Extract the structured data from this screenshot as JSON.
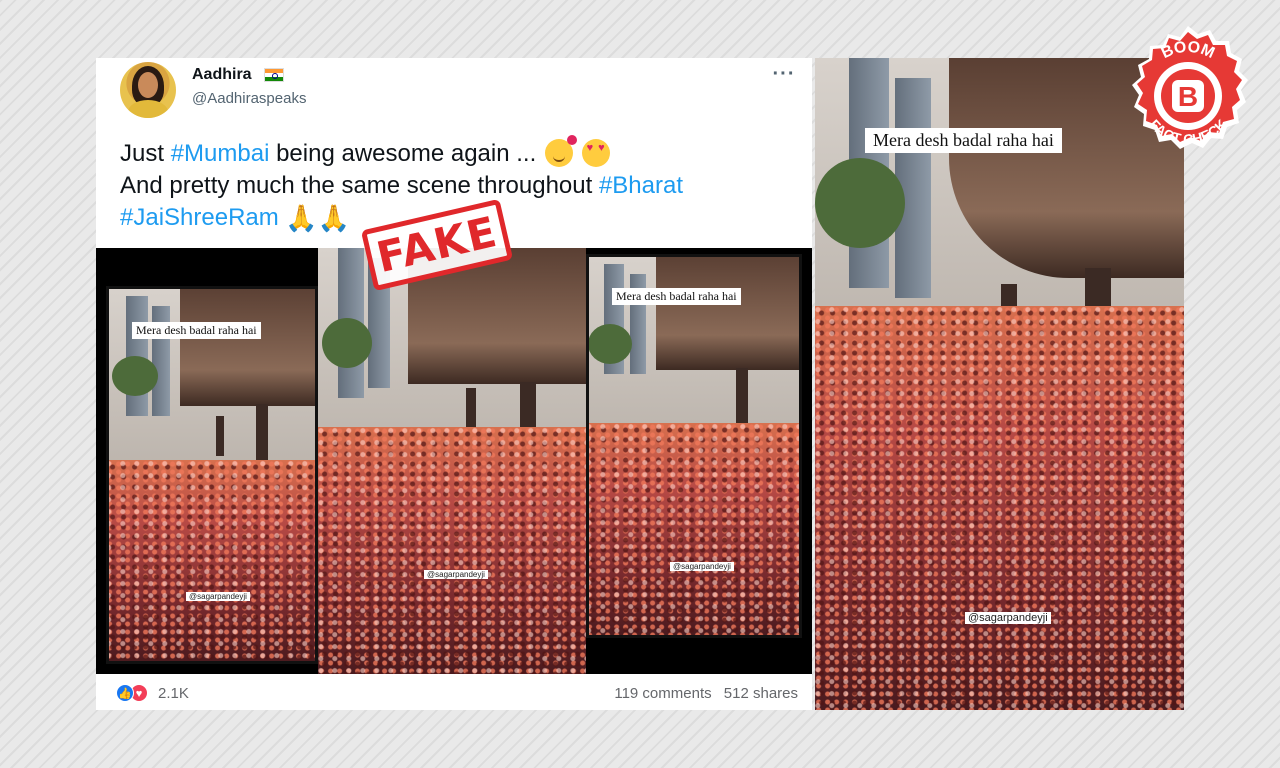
{
  "post": {
    "display_name": "Aadhira",
    "handle": "@Aadhiraspeaks",
    "text": {
      "line1_prefix": "Just ",
      "line1_tag": "#Mumbai",
      "line1_suffix": " being awesome again ...",
      "line2_prefix": "And pretty much the same scene throughout ",
      "line2_tag": "#Bharat",
      "line3_tag": "#JaiShreeRam"
    },
    "fake_stamp": "FAKE",
    "reactions_count": "2.1K",
    "comments": "119 comments",
    "shares": "512 shares"
  },
  "media": {
    "caption": "Mera desh badal raha hai",
    "watermark": "@sagarpandeyji"
  },
  "badge": {
    "top_text": "BOOM",
    "letter": "B",
    "bottom_text": "FACT CHECK"
  },
  "colors": {
    "hashtag": "#1d9bf0",
    "fake_red": "#e0282b",
    "boom_red": "#e63935"
  },
  "icons": [
    "flag-india-icon",
    "more-options-icon",
    "smiling-hearts-emoji",
    "heart-eyes-emoji",
    "folded-hands-emoji",
    "like-reaction-icon",
    "love-reaction-icon",
    "boom-logo"
  ]
}
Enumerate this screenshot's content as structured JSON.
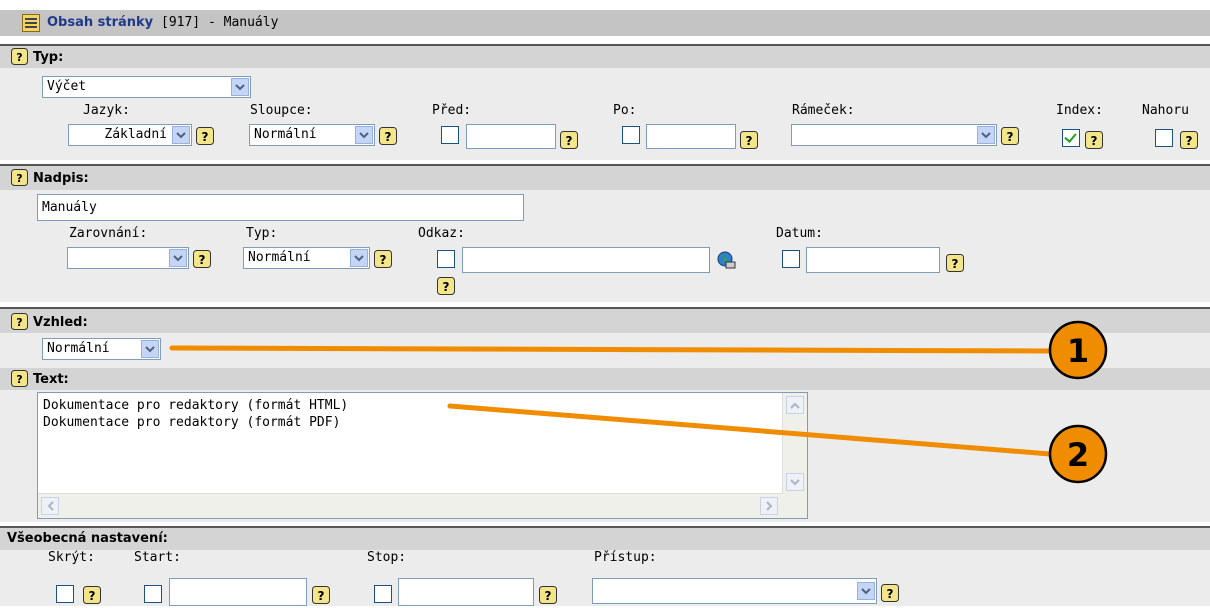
{
  "window": {
    "title_bold": "Obsah stránky",
    "title_rest": " [917] - Manuály",
    "icon": "page-content-icon"
  },
  "section_typ": {
    "heading": "Typ:",
    "typ_value": "Výčet",
    "labels": {
      "jazyk": "Jazyk:",
      "sloupce": "Sloupce:",
      "pred": "Před:",
      "po": "Po:",
      "ramecek": "Rámeček:",
      "index": "Index:",
      "nahoru": "Nahoru"
    },
    "jazyk_value": "Základní",
    "sloupce_value": "Normální",
    "pred_value": "",
    "po_value": "",
    "ramecek_value": "",
    "index_checked": true,
    "nahoru_checked": false
  },
  "section_nadpis": {
    "heading": "Nadpis:",
    "nadpis_value": "Manuály",
    "labels": {
      "zarovnani": "Zarovnání:",
      "typ": "Typ:",
      "odkaz": "Odkaz:",
      "datum": "Datum:"
    },
    "zarovnani_value": "",
    "typ_value": "Normální",
    "odkaz_value": "",
    "datum_value": ""
  },
  "section_vzhled": {
    "heading": "Vzhled:",
    "vzhled_value": "Normální"
  },
  "section_text": {
    "heading": "Text:",
    "lines": [
      "Dokumentace pro redaktory (formát HTML)",
      "Dokumentace pro redaktory (formát PDF)"
    ]
  },
  "section_vseobecne": {
    "heading": "Všeobecná nastavení:",
    "labels": {
      "skryt": "Skrýt:",
      "start": "Start:",
      "stop": "Stop:",
      "pristup": "Přístup:"
    },
    "start_value": "",
    "stop_value": "",
    "pristup_value": ""
  },
  "callouts": {
    "one": "1",
    "two": "2"
  },
  "colors": {
    "accent_orange": "#f08c00",
    "header_gray": "#c0c0c0",
    "section_gray": "#e6e6e6",
    "title_blue": "#1f3a8a"
  }
}
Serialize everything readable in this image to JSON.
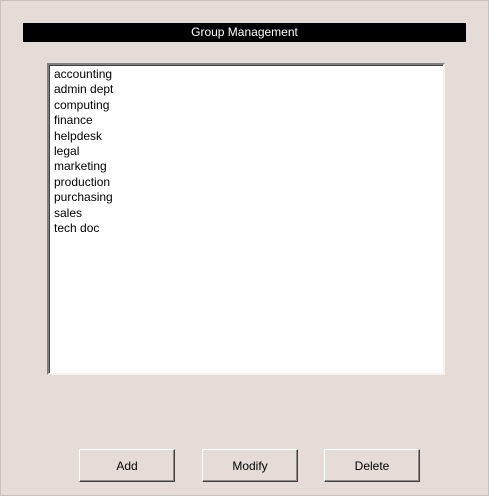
{
  "window": {
    "title": "Group Management"
  },
  "groups": [
    "accounting",
    "admin dept",
    "computing",
    "finance",
    "helpdesk",
    "legal",
    "marketing",
    "production",
    "purchasing",
    "sales",
    "tech doc"
  ],
  "buttons": {
    "add_label": "Add",
    "modify_label": "Modify",
    "delete_label": "Delete"
  },
  "colors": {
    "panel_background": "#e5dcd7",
    "title_bar_background": "#000000",
    "title_bar_text": "#ffffff",
    "list_background": "#ffffff"
  }
}
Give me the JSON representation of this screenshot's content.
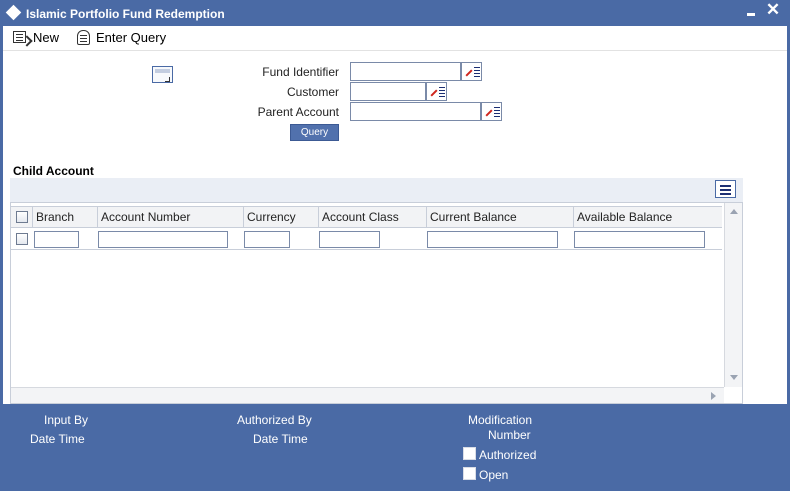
{
  "window": {
    "title": "Islamic Portfolio Fund Redemption",
    "minimize_icon": "minimize-icon",
    "close_glyph": "✕"
  },
  "toolbar": {
    "new_label": "New",
    "enter_query_label": "Enter Query"
  },
  "form": {
    "fund_identifier_label": "Fund Identifier",
    "fund_identifier_value": "",
    "customer_label": "Customer",
    "customer_value": "",
    "parent_account_label": "Parent Account",
    "parent_account_value": "",
    "query_button_label": "Query"
  },
  "child_account": {
    "section_title": "Child Account",
    "columns": [
      "Branch",
      "Account Number",
      "Currency",
      "Account Class",
      "Current Balance",
      "Available Balance"
    ],
    "rows": [
      {
        "selected": false,
        "branch": "",
        "account_number": "",
        "currency": "",
        "account_class": "",
        "current_balance": "",
        "available_balance": ""
      }
    ]
  },
  "footer": {
    "input_by_label": "Input By",
    "input_date_time_label": "Date Time",
    "authorized_by_label": "Authorized By",
    "authorized_date_time_label": "Date Time",
    "modification_label": "Modification",
    "number_label": "Number",
    "authorized_checkbox_label": "Authorized",
    "authorized_checked": false,
    "open_checkbox_label": "Open",
    "open_checked": false
  },
  "colors": {
    "frame_blue": "#4a6aa5",
    "button_blue": "#5171ad",
    "lov_red": "#d0261d"
  }
}
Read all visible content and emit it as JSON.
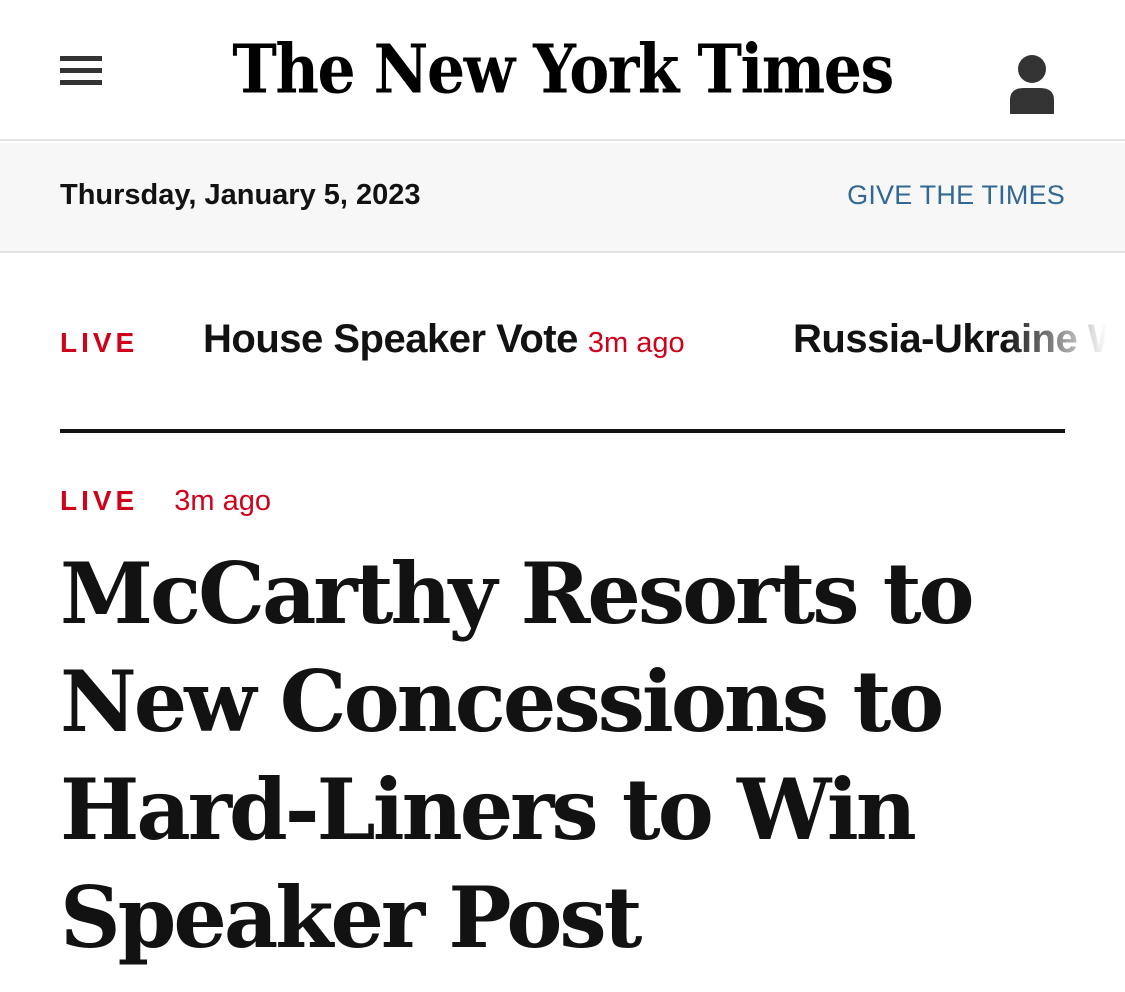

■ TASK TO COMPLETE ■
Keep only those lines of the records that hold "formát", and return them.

■ RESULT OF THIS TASK ■
      "Dokumentace pro redaktory (formát HTML)",
      "Dokumentace pro redaktory (formát PDF)"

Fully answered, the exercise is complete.